The FBI’s accidental discharge testing determined that .45 Colt (.45 Long Colt) caliber F.lli Pietta single-action revolver needed a trigger pull to fire.
With the hammer in the quarter- and half-cock positions, the gun “could not be made to fire without a pull of the trigger,” the report stated.
It added that the gun could not detonate “without a pull of the trigger when the hammer was struck directly.” Such response is normal for this type of revolver, the report stated.
The report, first carried by ABC-TV, contradicts what Baldwin claimed in a December interview with ABC’s George Stephanopoulos. Baldwin said then he didn’t pull the trigger on the gun.
“The trigger wasn’t pulled,” he said. “I didn’t pull the trigger.”
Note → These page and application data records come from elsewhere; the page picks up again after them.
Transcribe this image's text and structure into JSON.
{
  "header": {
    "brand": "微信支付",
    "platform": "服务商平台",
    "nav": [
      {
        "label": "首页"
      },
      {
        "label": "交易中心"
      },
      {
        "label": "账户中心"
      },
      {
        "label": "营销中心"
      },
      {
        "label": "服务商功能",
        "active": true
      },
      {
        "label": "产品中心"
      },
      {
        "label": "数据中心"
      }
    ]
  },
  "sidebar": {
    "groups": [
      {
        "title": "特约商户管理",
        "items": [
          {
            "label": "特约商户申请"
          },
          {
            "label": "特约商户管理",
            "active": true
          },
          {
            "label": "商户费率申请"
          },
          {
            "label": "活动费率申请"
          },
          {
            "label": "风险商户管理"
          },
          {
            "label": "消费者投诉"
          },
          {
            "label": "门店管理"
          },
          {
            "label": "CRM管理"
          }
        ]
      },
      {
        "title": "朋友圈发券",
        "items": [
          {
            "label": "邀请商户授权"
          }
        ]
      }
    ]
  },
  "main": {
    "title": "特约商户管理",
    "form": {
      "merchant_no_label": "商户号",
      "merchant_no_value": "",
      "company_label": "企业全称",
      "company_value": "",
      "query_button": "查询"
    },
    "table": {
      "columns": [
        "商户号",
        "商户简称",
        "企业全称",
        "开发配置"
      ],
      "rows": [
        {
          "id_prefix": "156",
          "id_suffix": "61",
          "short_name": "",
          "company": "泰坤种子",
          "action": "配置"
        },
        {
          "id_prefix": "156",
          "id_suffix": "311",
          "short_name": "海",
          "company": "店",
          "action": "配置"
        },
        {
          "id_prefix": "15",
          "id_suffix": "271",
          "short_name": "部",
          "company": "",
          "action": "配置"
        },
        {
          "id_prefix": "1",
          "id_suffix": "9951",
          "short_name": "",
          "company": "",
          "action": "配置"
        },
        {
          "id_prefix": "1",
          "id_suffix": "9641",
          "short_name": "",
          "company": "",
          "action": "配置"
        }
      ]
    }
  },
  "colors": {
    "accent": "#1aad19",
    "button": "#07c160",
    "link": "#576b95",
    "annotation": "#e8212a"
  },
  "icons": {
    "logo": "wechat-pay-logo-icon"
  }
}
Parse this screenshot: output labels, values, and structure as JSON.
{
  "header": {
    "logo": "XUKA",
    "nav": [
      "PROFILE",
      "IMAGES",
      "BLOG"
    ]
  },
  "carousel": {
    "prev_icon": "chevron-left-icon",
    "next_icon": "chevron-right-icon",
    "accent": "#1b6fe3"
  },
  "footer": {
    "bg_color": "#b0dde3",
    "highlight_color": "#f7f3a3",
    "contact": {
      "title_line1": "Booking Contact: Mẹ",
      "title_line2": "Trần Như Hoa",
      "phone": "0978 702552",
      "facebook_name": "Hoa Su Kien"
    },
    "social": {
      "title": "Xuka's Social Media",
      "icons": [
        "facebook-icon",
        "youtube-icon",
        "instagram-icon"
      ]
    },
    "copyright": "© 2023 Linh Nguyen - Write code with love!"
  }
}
Representatives for Baldwin and Hannah Gutierrez Reed, who controlled weapons on the set, have not responded to the report.
Santa Fe County Sheriff’s investigators say that they received the FBI’s completed forensic reports August 2, which were then sent to New Mexico Office of the Medical Investigator for review. “The OMI had advised the Sheriff’s Office that they required these forensic reports to finalize their investigation,” reads a release from the Sheriff’s Office, which received the reports Wednesday.
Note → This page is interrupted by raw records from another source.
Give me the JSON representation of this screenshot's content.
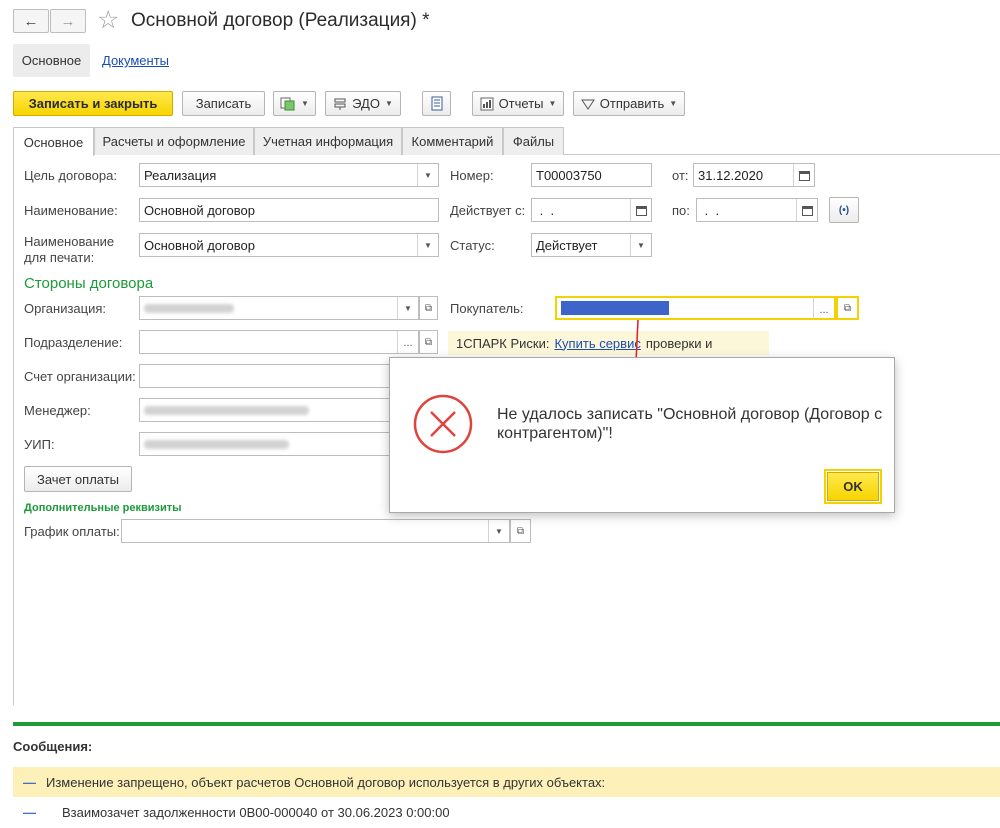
{
  "window": {
    "title": "Основной договор (Реализация) *",
    "back_glyph": "←",
    "forward_glyph": "→",
    "star_glyph": "☆"
  },
  "sections": {
    "main": "Основное",
    "documents": "Документы"
  },
  "toolbar": {
    "save_close": "Записать и закрыть",
    "save": "Записать",
    "edo": "ЭДО",
    "reports": "Отчеты",
    "send": "Отправить"
  },
  "tabs": [
    "Основное",
    "Расчеты и оформление",
    "Учетная информация",
    "Комментарий",
    "Файлы"
  ],
  "form": {
    "purpose_label": "Цель договора:",
    "purpose_value": "Реализация",
    "name_label": "Наименование:",
    "name_value": "Основной договор",
    "print_name_label_1": "Наименование",
    "print_name_label_2": "для печати:",
    "print_name_value": "Основной договор",
    "number_label": "Номер:",
    "number_value": "Т00003750",
    "date_from_label": "от:",
    "date_value": "31.12.2020",
    "valid_from_label": "Действует с:",
    "valid_from_value": " .  .",
    "valid_to_label": "по:",
    "valid_to_value": " .  .",
    "status_label": "Статус:",
    "status_value": "Действует",
    "parties_heading": "Стороны договора",
    "org_label": "Организация:",
    "buyer_label": "Покупатель:",
    "division_label": "Подразделение:",
    "spark_prefix": "1СПАРК Риски:",
    "spark_link": "Купить сервис",
    "spark_suffix": "проверки и",
    "account_label": "Счет организации:",
    "manager_label": "Менеджер:",
    "uip_label": "УИП:",
    "offset_button": "Зачет оплаты",
    "extra_heading": "Дополнительные реквизиты",
    "schedule_label": "График оплаты:"
  },
  "dialog": {
    "message": "Не удалось записать \"Основной договор (Договор с контрагентом)\"!",
    "ok": "OK"
  },
  "messages": {
    "title": "Сообщения:",
    "items": [
      "Изменение запрещено, объект расчетов Основной договор используется в других объектах:",
      "Взаимозачет задолженности 0В00-000040 от 30.06.2023 0:00:00"
    ]
  },
  "colors": {
    "accent_yellow": "#f7d400",
    "green": "#1d9a3a",
    "link": "#1a4db3",
    "error_red": "#e0433c",
    "message_highlight": "#fdf0b8"
  }
}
Meanwhile, Santa Fe County Sheriffs are still working with the Suffolk County Police Department and First Judicial District Attorney’s Office to get, process and disclose the Oscar-nominated Baldwin’s phone records. Once the office reviews the OMI files and Baldwin’s phone records, they’ll send the final Rust case file to the Santa Fe District Attorney’s office for final charging decisions.
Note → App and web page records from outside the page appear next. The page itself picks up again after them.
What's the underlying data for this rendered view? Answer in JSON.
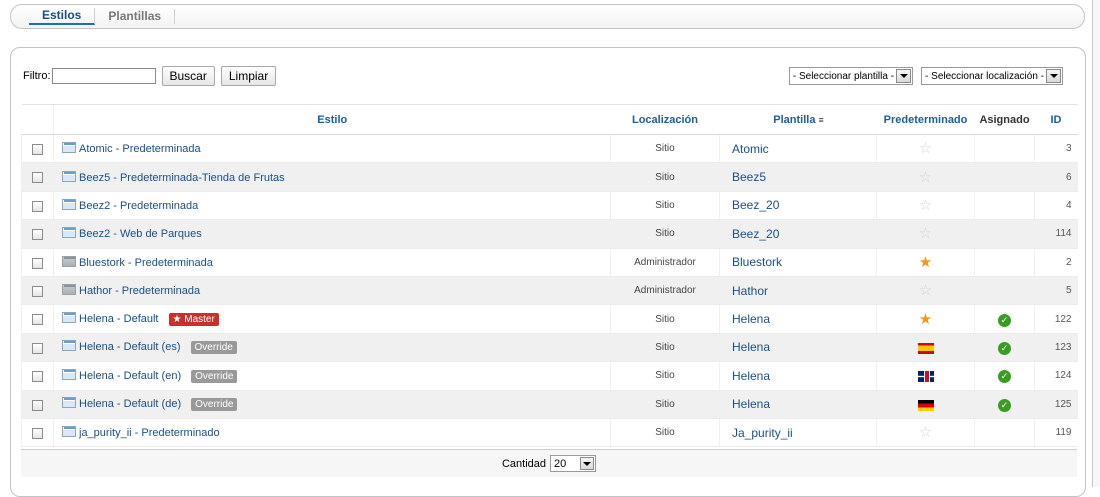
{
  "tabs": [
    {
      "label": "Estilos",
      "active": true
    },
    {
      "label": "Plantillas",
      "active": false
    }
  ],
  "filter": {
    "label": "Filtro:",
    "value": "",
    "search_button": "Buscar",
    "clear_button": "Limpiar"
  },
  "selects": {
    "template": "- Seleccionar plantilla -",
    "location": "- Seleccionar localización -"
  },
  "columns": {
    "style": "Estilo",
    "location": "Localización",
    "template": "Plantilla",
    "default": "Predeterminado",
    "assigned": "Asignado",
    "id": "ID"
  },
  "rows": [
    {
      "style": "Atomic - Predeterminada",
      "icon": "site-template-icon",
      "badge": "",
      "location": "Sitio",
      "template": "Atomic",
      "default": "star-empty",
      "assigned": false,
      "id": "3"
    },
    {
      "style": "Beez5 - Predeterminada-Tienda de Frutas",
      "icon": "site-template-icon",
      "badge": "",
      "location": "Sitio",
      "template": "Beez5",
      "default": "star-empty",
      "assigned": false,
      "id": "6"
    },
    {
      "style": "Beez2 - Predeterminada",
      "icon": "site-template-icon",
      "badge": "",
      "location": "Sitio",
      "template": "Beez_20",
      "default": "star-empty",
      "assigned": false,
      "id": "4"
    },
    {
      "style": "Beez2 - Web de Parques",
      "icon": "site-template-icon",
      "badge": "",
      "location": "Sitio",
      "template": "Beez_20",
      "default": "star-empty",
      "assigned": false,
      "id": "114"
    },
    {
      "style": "Bluestork - Predeterminada",
      "icon": "admin-template-icon",
      "badge": "",
      "location": "Administrador",
      "template": "Bluestork",
      "default": "star-full",
      "assigned": false,
      "id": "2"
    },
    {
      "style": "Hathor - Predeterminada",
      "icon": "admin-template-icon",
      "badge": "",
      "location": "Administrador",
      "template": "Hathor",
      "default": "star-empty",
      "assigned": false,
      "id": "5"
    },
    {
      "style": "Helena - Default",
      "icon": "site-template-icon",
      "badge": "★ Master",
      "badge_type": "master",
      "location": "Sitio",
      "template": "Helena",
      "default": "star-full",
      "assigned": true,
      "id": "122"
    },
    {
      "style": "Helena - Default (es)",
      "icon": "site-template-icon",
      "badge": "Override",
      "badge_type": "override",
      "location": "Sitio",
      "template": "Helena",
      "default": "flag-es",
      "assigned": true,
      "id": "123"
    },
    {
      "style": "Helena - Default (en)",
      "icon": "site-template-icon",
      "badge": "Override",
      "badge_type": "override",
      "location": "Sitio",
      "template": "Helena",
      "default": "flag-en",
      "assigned": true,
      "id": "124"
    },
    {
      "style": "Helena - Default (de)",
      "icon": "site-template-icon",
      "badge": "Override",
      "badge_type": "override",
      "location": "Sitio",
      "template": "Helena",
      "default": "flag-de",
      "assigned": true,
      "id": "125"
    },
    {
      "style": "ja_purity_ii - Predeterminado",
      "icon": "site-template-icon",
      "badge": "",
      "location": "Sitio",
      "template": "Ja_purity_ii",
      "default": "star-empty",
      "assigned": false,
      "id": "119"
    }
  ],
  "footer": {
    "label": "Cantidad",
    "value": "20"
  },
  "colors": {
    "link": "#1a4f86",
    "header": "#1a5e9c",
    "master_badge": "#c9302c",
    "override_badge": "#999999",
    "star_full": "#f09a1a",
    "assigned_check": "#3a9d23"
  }
}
“The District Attorney’s office has been working with Suffolk County PD and Baldwin’s lawyer to acquire the phone records. Once Suffolk County PD completes its agency assist and sends those records to New Mexico law enforcement, our detectives will need to then thoroughly review those phone records for evidentiary purposes,” Santa Fe County Sheriff Adan Mendoza said.
The Santa Fe District Attorney’s Office didn’t respond for a request for comment on the state of the probe.
Baldwin’s attorney said in April that the OSHA investigation “exonerates” Baldwin. The report (read a summary here) concluded that Rust Movie Productions LLC’s management “knew that firearm safety procedures were not being followed on set and demonstrated plain indifference to employee safety by failing to review work practices and take corrective action” when the fatal incident occurred October 21, when Baldwin, the star of such movies as The Aviator and Boss Baby, was given the all-clear by the First AD to discharge a prop gun, which took Hutchins’ life.
Recently, Rust script supervisor Mamie Mitchell’s lawsuit against Baldwin and other producers was rescheduled for September 28. Judge Michael E. Whitaker moved the hearing to give the plaintiff the option and time to file an amended complaint. Mitchell was standing next to Hutchins when she was fatally shot and claims extensive negligence on the New Mexico set and that the scene for Baldwin was rehearsing never called for him to fire the weapon.
Anthony D’alessandro and Dominic Patten contributed to this report.